- [Material provided]:
^^^^
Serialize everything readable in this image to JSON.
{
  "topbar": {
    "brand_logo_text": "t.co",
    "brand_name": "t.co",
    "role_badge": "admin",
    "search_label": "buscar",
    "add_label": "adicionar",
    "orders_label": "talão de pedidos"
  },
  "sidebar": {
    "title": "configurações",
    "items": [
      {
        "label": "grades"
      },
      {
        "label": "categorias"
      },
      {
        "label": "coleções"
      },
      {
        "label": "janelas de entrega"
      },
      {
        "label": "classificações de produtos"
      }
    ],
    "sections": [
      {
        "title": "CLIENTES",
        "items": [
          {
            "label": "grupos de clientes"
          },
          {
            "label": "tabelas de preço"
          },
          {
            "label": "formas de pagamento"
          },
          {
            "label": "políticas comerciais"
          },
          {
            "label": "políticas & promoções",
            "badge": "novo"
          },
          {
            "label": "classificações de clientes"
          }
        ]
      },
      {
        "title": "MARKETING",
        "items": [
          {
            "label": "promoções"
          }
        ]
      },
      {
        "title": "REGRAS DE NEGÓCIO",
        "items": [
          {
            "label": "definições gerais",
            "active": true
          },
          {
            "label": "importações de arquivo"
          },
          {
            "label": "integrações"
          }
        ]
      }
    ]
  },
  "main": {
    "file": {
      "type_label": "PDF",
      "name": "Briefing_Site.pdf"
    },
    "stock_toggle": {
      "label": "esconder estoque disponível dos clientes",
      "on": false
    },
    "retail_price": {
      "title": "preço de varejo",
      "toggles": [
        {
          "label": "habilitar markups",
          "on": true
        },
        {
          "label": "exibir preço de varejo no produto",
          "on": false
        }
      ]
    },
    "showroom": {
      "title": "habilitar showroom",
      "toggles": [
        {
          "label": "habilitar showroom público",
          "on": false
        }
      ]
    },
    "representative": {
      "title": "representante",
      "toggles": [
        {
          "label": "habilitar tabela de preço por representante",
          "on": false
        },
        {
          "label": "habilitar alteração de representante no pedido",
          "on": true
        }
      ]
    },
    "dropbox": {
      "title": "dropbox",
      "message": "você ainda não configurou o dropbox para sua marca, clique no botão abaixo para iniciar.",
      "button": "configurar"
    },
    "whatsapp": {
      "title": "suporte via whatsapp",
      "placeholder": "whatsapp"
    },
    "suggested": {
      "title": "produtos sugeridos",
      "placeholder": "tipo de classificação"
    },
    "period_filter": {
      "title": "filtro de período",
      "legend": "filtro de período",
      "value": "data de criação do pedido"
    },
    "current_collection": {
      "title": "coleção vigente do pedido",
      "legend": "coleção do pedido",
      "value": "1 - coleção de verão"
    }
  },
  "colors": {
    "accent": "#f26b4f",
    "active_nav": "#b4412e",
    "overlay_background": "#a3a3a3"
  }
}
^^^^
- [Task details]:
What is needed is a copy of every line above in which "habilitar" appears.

- [Task solution]:
          "label": "habilitar markups",
      "title": "habilitar showroom",
          "label": "habilitar showroom público",
          "label": "habilitar tabela de preço por representante",
          "label": "habilitar alteração de representante no pedido",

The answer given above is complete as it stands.